PROMPT: All records must be quoted exactly. Omit the pictures.

== TASK INPUTS ==

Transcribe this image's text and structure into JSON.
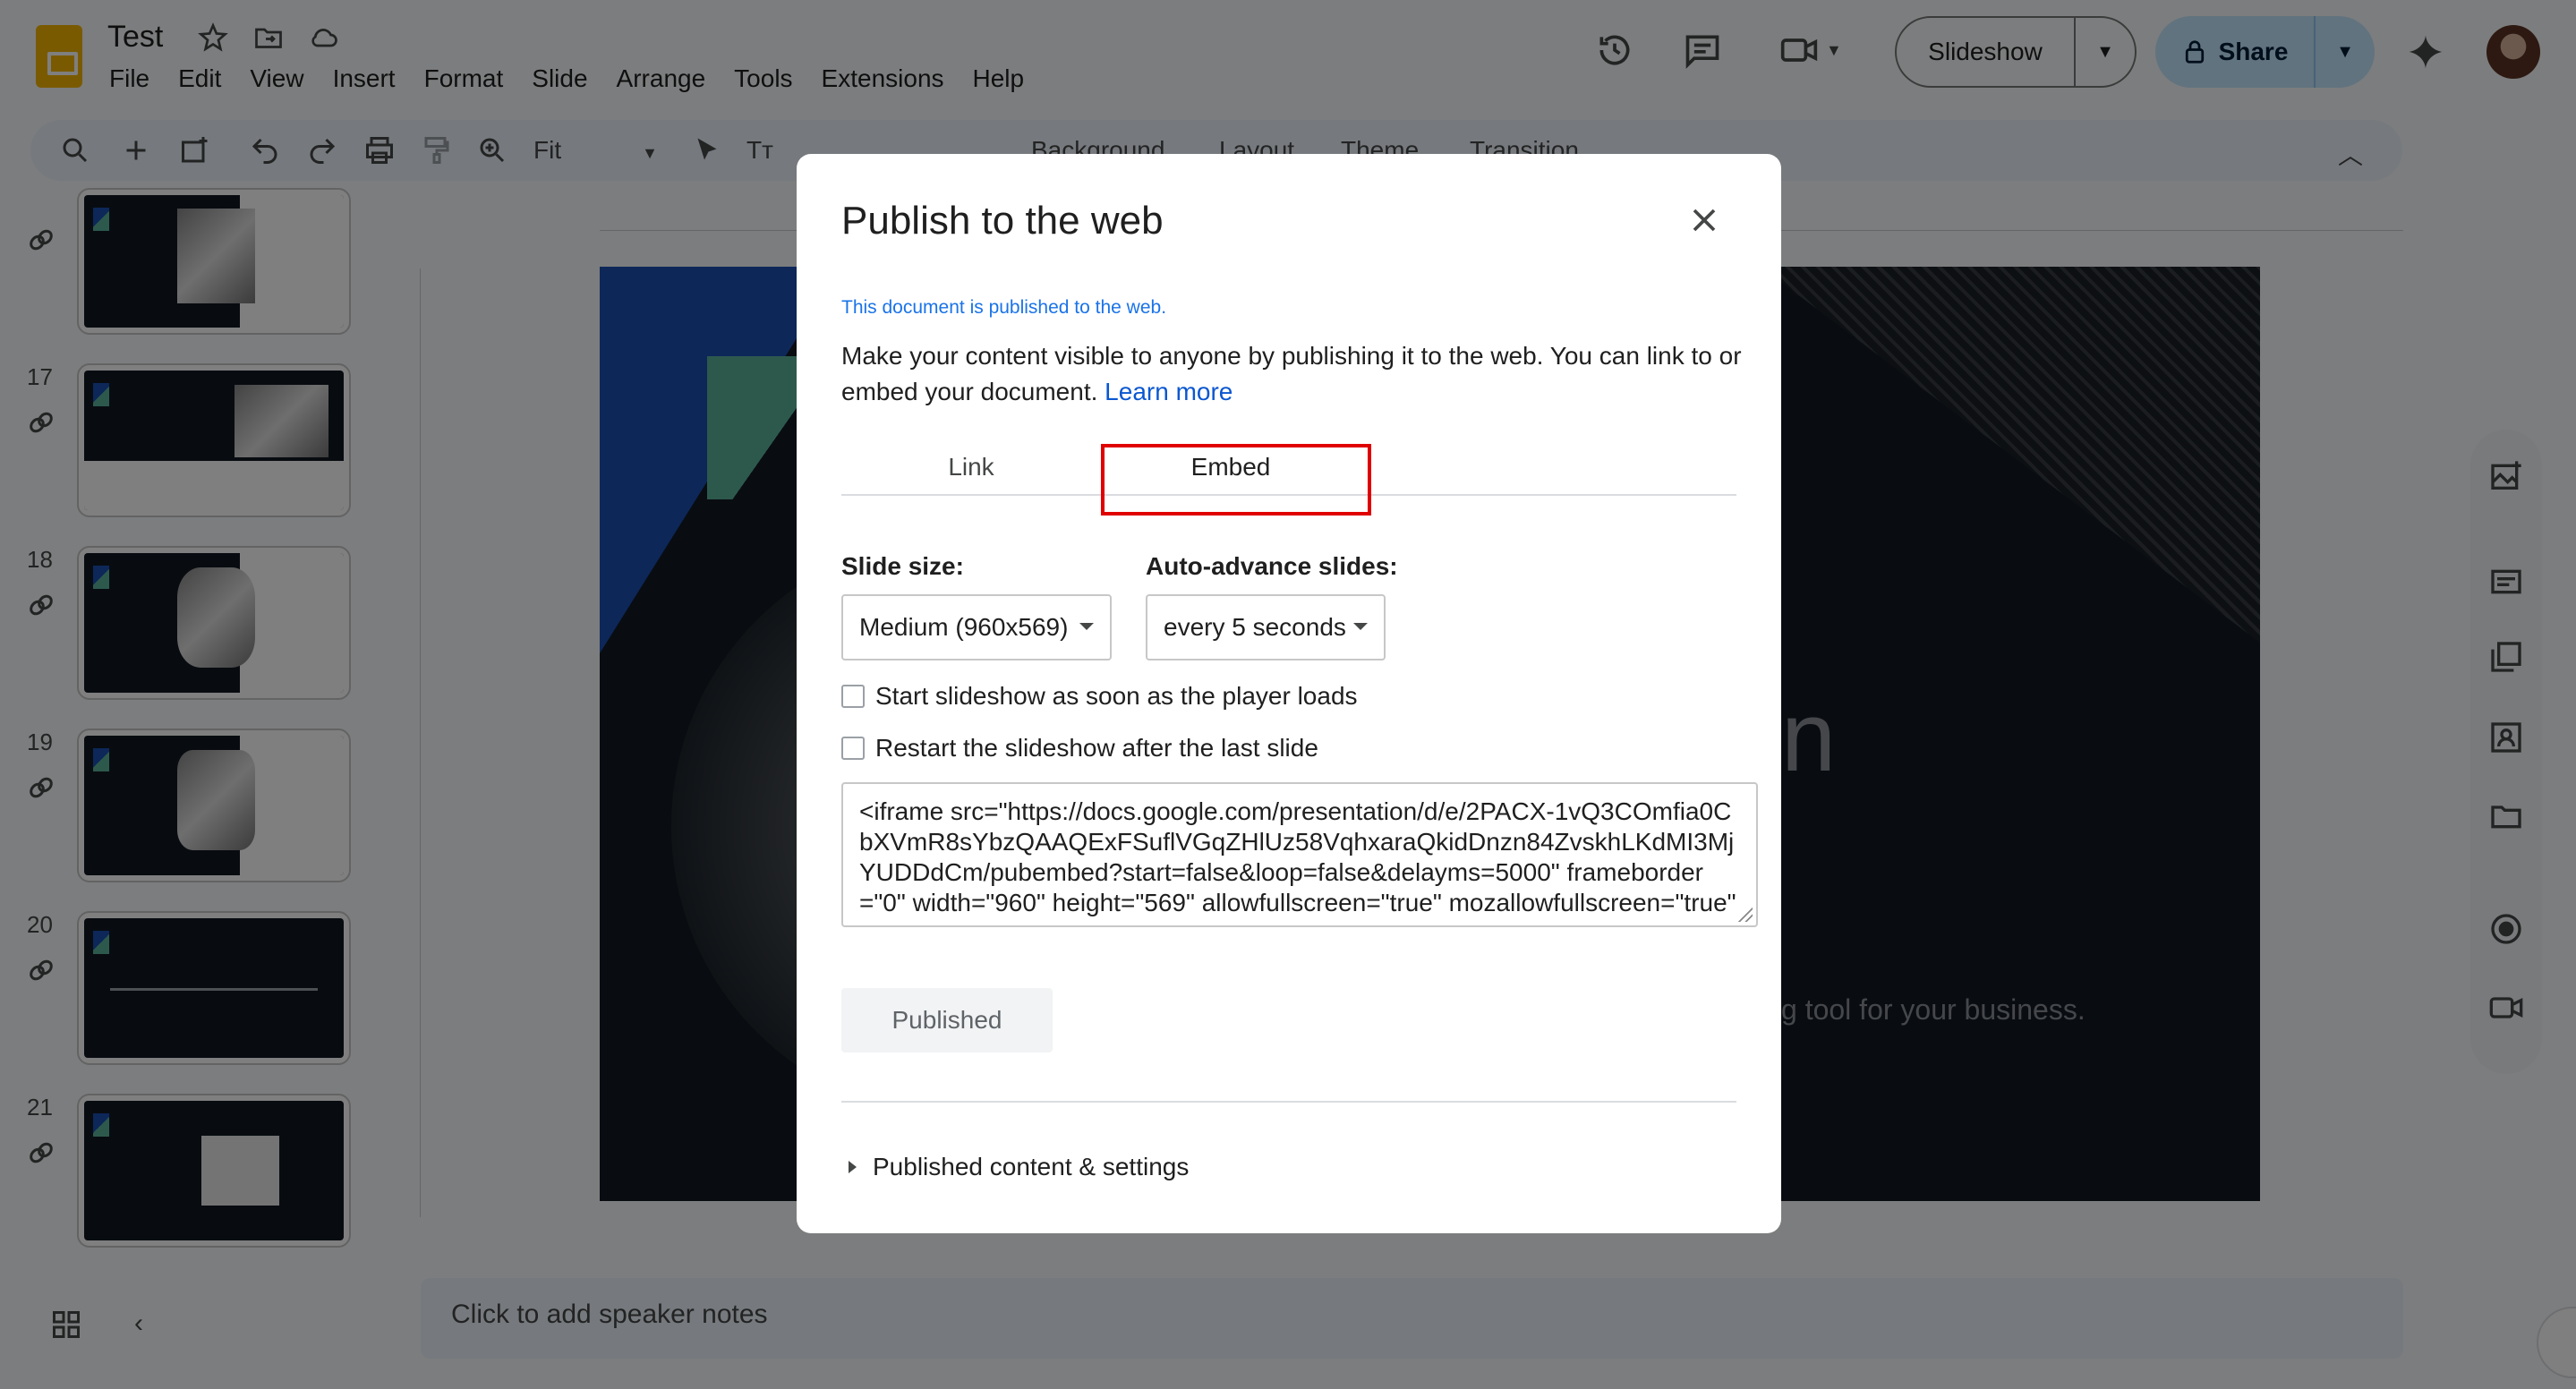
{
  "header": {
    "doc_title": "Test",
    "menu": [
      "File",
      "Edit",
      "View",
      "Insert",
      "Format",
      "Slide",
      "Arrange",
      "Tools",
      "Extensions",
      "Help"
    ],
    "slideshow_label": "Slideshow",
    "share_label": "Share"
  },
  "toolbar": {
    "zoom_value": "Fit",
    "background_label": "Background",
    "layout_label": "Layout",
    "theme_label": "Theme",
    "transition_label": "Transition"
  },
  "filmstrip": {
    "slides": [
      {
        "number": "17"
      },
      {
        "number": "18"
      },
      {
        "number": "19"
      },
      {
        "number": "20"
      },
      {
        "number": "21"
      }
    ]
  },
  "canvas": {
    "visible_text_fragment": "n",
    "tagline_fragment": "g tool for your business."
  },
  "speaker_notes": {
    "placeholder": "Click to add speaker notes"
  },
  "dialog": {
    "title": "Publish to the web",
    "status": "This document is published to the web.",
    "description": "Make your content visible to anyone by publishing it to the web. You can link to or embed your document.",
    "learn_more": "Learn more",
    "tabs": [
      "Link",
      "Embed"
    ],
    "active_tab": "Embed",
    "slide_size_label": "Slide size:",
    "slide_size_value": "Medium (960x569)",
    "auto_advance_label": "Auto-advance slides:",
    "auto_advance_value": "every 5 seconds",
    "checkbox_start": "Start slideshow as soon as the player loads",
    "checkbox_restart": "Restart the slideshow after the last slide",
    "embed_code": "<iframe src=\"https://docs.google.com/presentation/d/e/2PACX-1vQ3COmfia0CbXVmR8sYbzQAAQExFSuflVGqZHlUz58VqhxaraQkidDnzn84ZvskhLKdMI3MjYUDDdCm/pubembed?start=false&loop=false&delayms=5000\" frameborder=\"0\" width=\"960\" height=\"569\" allowfullscreen=\"true\" mozallowfullscreen=\"true\"",
    "published_label": "Published",
    "published_settings_label": "Published content & settings"
  },
  "colors": {
    "accent_blue": "#0b57d0",
    "share_bg": "#c2e7ff",
    "highlight_red": "#e00000"
  }
}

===

FINAL ANSWER:
Transcribe this image's text and structure into JSON.
{
  "header": {
    "doc_title": "Test",
    "menu": [
      "File",
      "Edit",
      "View",
      "Insert",
      "Format",
      "Slide",
      "Arrange",
      "Tools",
      "Extensions",
      "Help"
    ],
    "slideshow_label": "Slideshow",
    "share_label": "Share"
  },
  "toolbar": {
    "zoom_value": "Fit",
    "background_label": "Background",
    "layout_label": "Layout",
    "theme_label": "Theme",
    "transition_label": "Transition"
  },
  "filmstrip": {
    "slides": [
      {
        "number": "17"
      },
      {
        "number": "18"
      },
      {
        "number": "19"
      },
      {
        "number": "20"
      },
      {
        "number": "21"
      }
    ]
  },
  "canvas": {
    "visible_text_fragment": "n",
    "tagline_fragment": "g tool for your business."
  },
  "speaker_notes": {
    "placeholder": "Click to add speaker notes"
  },
  "dialog": {
    "title": "Publish to the web",
    "status": "This document is published to the web.",
    "description": "Make your content visible to anyone by publishing it to the web. You can link to or embed your document.",
    "learn_more": "Learn more",
    "tabs": [
      "Link",
      "Embed"
    ],
    "active_tab": "Embed",
    "slide_size_label": "Slide size:",
    "slide_size_value": "Medium (960x569)",
    "auto_advance_label": "Auto-advance slides:",
    "auto_advance_value": "every 5 seconds",
    "checkbox_start": "Start slideshow as soon as the player loads",
    "checkbox_restart": "Restart the slideshow after the last slide",
    "embed_code": "<iframe src=\"https://docs.google.com/presentation/d/e/2PACX-1vQ3COmfia0CbXVmR8sYbzQAAQExFSuflVGqZHlUz58VqhxaraQkidDnzn84ZvskhLKdMI3MjYUDDdCm/pubembed?start=false&loop=false&delayms=5000\" frameborder=\"0\" width=\"960\" height=\"569\" allowfullscreen=\"true\" mozallowfullscreen=\"true\"",
    "published_label": "Published",
    "published_settings_label": "Published content & settings"
  },
  "colors": {
    "accent_blue": "#0b57d0",
    "share_bg": "#c2e7ff",
    "highlight_red": "#e00000"
  }
}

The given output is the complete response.